## DATA
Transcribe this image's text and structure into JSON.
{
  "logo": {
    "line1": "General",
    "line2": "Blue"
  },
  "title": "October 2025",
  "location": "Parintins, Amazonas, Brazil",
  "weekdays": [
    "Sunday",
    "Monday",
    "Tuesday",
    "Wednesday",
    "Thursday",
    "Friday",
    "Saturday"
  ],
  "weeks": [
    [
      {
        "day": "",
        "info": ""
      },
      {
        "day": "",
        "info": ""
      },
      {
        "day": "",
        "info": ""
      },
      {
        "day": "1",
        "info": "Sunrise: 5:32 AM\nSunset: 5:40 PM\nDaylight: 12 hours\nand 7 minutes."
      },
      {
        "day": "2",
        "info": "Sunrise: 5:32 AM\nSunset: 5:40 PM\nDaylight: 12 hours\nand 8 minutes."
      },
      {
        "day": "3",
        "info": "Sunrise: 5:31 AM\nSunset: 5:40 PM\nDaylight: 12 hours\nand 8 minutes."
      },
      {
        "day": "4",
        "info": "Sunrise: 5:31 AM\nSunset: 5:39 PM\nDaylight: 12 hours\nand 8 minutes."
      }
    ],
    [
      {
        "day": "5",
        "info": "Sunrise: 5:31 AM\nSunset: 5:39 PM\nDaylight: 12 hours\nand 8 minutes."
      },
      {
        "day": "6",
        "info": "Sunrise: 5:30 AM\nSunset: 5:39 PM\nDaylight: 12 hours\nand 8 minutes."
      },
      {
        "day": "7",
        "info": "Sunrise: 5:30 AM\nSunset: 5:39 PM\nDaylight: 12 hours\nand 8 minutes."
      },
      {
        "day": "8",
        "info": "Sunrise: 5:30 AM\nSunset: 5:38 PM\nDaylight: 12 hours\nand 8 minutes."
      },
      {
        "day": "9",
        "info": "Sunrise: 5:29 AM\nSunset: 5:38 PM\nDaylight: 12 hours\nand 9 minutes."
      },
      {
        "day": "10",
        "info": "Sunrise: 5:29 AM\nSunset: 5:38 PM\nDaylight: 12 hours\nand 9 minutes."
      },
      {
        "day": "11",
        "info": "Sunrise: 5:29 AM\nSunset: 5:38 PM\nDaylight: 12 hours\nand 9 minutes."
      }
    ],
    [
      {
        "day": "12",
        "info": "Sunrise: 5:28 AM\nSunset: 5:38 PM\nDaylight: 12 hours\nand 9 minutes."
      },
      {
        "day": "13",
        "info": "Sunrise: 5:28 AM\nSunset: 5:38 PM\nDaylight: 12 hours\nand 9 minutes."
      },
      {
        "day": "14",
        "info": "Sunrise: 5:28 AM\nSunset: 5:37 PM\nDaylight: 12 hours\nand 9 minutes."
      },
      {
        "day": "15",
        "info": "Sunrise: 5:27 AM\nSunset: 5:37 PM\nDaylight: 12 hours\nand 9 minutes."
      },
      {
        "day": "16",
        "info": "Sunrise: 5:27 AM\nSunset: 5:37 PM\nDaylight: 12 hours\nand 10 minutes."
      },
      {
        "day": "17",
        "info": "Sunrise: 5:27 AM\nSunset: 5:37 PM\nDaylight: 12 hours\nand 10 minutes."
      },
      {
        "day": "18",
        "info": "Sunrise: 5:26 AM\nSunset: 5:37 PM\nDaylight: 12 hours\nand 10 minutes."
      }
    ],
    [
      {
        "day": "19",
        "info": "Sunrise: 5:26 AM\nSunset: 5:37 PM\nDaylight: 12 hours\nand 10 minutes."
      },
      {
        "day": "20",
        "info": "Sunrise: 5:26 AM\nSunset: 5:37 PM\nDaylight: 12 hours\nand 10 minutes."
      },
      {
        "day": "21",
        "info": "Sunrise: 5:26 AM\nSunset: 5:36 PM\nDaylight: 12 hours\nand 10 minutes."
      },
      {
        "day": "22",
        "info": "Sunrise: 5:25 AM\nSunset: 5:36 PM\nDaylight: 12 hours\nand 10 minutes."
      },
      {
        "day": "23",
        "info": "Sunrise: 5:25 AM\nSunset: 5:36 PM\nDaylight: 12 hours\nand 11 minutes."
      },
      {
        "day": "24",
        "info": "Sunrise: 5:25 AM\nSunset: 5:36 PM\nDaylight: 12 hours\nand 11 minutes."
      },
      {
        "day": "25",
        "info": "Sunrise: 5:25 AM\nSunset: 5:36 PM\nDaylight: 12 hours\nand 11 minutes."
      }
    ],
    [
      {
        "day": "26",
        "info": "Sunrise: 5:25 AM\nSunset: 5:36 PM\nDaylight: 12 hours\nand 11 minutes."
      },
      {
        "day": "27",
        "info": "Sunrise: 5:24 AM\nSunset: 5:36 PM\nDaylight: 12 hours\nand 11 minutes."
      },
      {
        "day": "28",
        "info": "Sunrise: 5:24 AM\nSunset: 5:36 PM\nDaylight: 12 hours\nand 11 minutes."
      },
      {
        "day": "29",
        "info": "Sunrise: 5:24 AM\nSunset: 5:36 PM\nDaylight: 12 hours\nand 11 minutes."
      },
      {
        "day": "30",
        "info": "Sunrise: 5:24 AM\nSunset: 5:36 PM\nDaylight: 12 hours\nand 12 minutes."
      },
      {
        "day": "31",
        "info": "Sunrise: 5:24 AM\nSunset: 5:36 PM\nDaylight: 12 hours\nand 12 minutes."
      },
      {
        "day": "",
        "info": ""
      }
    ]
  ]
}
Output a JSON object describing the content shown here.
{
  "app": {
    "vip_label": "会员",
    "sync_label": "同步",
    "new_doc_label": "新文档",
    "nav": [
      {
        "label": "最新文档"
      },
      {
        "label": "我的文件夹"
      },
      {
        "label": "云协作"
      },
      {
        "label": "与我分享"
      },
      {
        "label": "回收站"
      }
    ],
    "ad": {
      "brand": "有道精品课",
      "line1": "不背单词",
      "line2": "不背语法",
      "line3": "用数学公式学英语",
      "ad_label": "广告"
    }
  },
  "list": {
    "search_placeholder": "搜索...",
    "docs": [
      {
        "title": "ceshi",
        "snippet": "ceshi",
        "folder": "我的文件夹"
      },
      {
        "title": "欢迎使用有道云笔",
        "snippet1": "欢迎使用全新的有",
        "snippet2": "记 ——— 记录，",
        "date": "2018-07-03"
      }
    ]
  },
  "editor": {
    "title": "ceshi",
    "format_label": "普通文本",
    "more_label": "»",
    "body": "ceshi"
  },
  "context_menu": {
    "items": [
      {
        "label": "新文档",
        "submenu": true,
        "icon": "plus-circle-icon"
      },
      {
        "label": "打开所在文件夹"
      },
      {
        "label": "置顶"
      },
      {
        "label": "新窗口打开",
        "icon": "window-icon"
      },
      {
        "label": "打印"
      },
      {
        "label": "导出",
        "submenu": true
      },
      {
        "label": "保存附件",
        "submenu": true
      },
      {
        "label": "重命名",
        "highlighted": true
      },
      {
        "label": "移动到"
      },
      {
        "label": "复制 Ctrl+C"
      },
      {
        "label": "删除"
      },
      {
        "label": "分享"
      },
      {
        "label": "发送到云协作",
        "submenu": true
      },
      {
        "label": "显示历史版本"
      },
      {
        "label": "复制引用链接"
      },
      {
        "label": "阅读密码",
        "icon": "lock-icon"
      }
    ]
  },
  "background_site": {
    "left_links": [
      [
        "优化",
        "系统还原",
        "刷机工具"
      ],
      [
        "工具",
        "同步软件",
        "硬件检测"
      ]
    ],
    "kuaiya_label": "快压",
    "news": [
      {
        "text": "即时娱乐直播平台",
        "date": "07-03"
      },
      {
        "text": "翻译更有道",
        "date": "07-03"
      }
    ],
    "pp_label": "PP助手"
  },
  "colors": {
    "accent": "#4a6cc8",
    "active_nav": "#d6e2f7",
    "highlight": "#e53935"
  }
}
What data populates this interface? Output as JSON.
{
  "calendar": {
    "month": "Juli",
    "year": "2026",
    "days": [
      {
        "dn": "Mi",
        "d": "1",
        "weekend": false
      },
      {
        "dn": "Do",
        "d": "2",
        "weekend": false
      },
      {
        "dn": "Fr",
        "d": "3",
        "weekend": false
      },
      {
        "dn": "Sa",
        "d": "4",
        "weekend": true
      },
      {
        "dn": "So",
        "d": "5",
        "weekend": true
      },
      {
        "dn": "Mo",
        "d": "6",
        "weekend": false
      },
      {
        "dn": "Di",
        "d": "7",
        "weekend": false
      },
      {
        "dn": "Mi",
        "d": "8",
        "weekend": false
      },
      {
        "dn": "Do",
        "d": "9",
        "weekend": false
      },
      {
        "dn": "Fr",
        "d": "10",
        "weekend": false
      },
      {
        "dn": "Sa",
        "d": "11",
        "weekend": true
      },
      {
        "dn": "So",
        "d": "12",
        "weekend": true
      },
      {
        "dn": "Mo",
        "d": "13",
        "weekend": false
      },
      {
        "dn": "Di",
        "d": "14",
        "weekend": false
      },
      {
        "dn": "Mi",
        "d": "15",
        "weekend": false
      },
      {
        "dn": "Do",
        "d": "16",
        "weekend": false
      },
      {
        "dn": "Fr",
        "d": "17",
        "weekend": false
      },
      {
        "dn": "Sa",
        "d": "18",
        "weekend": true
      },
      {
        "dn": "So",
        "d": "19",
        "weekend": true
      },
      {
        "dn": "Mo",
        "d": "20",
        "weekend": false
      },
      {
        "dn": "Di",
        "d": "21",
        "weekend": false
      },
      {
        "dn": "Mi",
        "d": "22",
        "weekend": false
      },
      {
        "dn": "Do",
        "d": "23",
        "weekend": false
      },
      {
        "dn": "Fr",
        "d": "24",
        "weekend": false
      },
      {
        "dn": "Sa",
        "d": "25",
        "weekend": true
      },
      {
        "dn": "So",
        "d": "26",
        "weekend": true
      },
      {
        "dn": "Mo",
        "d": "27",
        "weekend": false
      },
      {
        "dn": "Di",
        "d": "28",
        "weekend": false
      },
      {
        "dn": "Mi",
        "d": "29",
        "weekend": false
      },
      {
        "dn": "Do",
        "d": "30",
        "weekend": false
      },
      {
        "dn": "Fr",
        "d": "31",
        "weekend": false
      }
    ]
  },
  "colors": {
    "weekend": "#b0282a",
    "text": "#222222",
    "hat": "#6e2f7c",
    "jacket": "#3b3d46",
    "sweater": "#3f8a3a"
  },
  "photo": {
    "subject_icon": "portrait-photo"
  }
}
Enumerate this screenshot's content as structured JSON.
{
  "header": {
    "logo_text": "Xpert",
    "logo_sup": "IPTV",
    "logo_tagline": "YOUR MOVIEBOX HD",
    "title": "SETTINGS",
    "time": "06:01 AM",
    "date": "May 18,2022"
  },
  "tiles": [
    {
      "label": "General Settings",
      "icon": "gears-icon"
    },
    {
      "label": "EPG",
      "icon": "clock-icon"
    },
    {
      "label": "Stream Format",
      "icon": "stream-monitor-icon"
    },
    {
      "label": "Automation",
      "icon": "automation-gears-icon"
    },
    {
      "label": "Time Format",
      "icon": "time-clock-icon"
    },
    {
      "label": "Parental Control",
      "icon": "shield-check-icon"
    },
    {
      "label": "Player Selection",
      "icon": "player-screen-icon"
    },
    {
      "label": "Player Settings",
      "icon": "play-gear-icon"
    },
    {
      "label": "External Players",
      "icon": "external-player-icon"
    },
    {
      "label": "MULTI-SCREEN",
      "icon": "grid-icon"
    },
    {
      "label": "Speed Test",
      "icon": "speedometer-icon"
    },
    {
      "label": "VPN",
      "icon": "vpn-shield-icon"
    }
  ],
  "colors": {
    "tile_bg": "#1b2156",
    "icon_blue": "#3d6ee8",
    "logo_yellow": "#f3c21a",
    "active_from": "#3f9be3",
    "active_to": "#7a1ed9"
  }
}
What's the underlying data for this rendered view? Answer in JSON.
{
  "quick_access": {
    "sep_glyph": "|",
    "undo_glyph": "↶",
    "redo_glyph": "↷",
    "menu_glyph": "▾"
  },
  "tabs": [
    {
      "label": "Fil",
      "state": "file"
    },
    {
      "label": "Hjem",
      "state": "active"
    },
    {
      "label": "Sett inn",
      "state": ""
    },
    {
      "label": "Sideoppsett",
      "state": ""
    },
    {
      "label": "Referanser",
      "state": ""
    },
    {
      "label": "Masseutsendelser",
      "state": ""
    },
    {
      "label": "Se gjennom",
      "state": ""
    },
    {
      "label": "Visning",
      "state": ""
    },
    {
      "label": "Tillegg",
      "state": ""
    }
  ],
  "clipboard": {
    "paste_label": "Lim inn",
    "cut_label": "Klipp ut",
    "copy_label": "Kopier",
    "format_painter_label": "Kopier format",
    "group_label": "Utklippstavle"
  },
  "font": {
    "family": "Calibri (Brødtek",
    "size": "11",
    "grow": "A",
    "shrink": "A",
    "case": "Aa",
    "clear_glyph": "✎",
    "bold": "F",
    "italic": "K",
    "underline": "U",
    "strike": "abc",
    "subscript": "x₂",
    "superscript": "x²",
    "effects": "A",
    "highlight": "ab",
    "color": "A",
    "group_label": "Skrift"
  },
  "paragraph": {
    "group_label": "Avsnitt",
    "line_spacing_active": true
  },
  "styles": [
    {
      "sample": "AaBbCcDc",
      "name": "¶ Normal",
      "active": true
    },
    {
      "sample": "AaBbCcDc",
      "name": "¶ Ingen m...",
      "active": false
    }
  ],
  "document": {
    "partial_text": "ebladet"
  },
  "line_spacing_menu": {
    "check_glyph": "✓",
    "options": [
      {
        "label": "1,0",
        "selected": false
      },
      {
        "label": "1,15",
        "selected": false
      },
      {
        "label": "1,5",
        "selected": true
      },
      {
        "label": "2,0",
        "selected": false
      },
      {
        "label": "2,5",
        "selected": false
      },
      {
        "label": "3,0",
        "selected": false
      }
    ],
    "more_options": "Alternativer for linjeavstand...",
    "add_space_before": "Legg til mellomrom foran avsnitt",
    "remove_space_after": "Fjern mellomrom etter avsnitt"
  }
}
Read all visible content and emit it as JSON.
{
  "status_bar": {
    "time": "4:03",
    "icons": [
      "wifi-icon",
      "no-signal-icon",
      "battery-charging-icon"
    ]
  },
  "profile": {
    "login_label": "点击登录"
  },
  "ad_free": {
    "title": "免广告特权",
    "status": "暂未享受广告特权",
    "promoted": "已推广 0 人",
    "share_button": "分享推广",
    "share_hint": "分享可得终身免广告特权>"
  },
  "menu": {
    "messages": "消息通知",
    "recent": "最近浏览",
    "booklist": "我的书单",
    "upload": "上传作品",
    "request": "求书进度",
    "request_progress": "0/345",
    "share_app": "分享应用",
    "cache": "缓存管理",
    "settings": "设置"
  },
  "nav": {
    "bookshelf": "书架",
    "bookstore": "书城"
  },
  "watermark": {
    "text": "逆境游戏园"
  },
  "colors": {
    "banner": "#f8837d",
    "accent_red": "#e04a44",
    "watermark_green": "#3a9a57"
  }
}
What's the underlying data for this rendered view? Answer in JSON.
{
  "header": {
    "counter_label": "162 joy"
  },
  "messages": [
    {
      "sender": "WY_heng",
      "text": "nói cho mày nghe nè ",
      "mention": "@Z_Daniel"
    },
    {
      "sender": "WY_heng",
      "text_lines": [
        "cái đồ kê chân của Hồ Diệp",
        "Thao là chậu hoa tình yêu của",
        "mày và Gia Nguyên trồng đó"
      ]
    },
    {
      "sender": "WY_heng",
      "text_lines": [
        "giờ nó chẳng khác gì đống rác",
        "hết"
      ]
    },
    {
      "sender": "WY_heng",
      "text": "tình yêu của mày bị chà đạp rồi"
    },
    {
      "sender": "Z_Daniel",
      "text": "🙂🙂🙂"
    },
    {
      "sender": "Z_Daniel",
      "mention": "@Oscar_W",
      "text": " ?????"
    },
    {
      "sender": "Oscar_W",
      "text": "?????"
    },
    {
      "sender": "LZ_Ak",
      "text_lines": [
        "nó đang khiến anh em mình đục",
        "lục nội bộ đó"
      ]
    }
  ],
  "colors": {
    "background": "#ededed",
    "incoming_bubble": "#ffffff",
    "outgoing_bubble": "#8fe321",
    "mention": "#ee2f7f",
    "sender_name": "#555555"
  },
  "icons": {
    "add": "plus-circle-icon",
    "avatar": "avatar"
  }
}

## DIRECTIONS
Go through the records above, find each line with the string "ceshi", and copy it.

## EXERCISE RESPONSE
        "title": "ceshi",
        "snippet": "ceshi",
    "title": "ceshi",
    "body": "ceshi"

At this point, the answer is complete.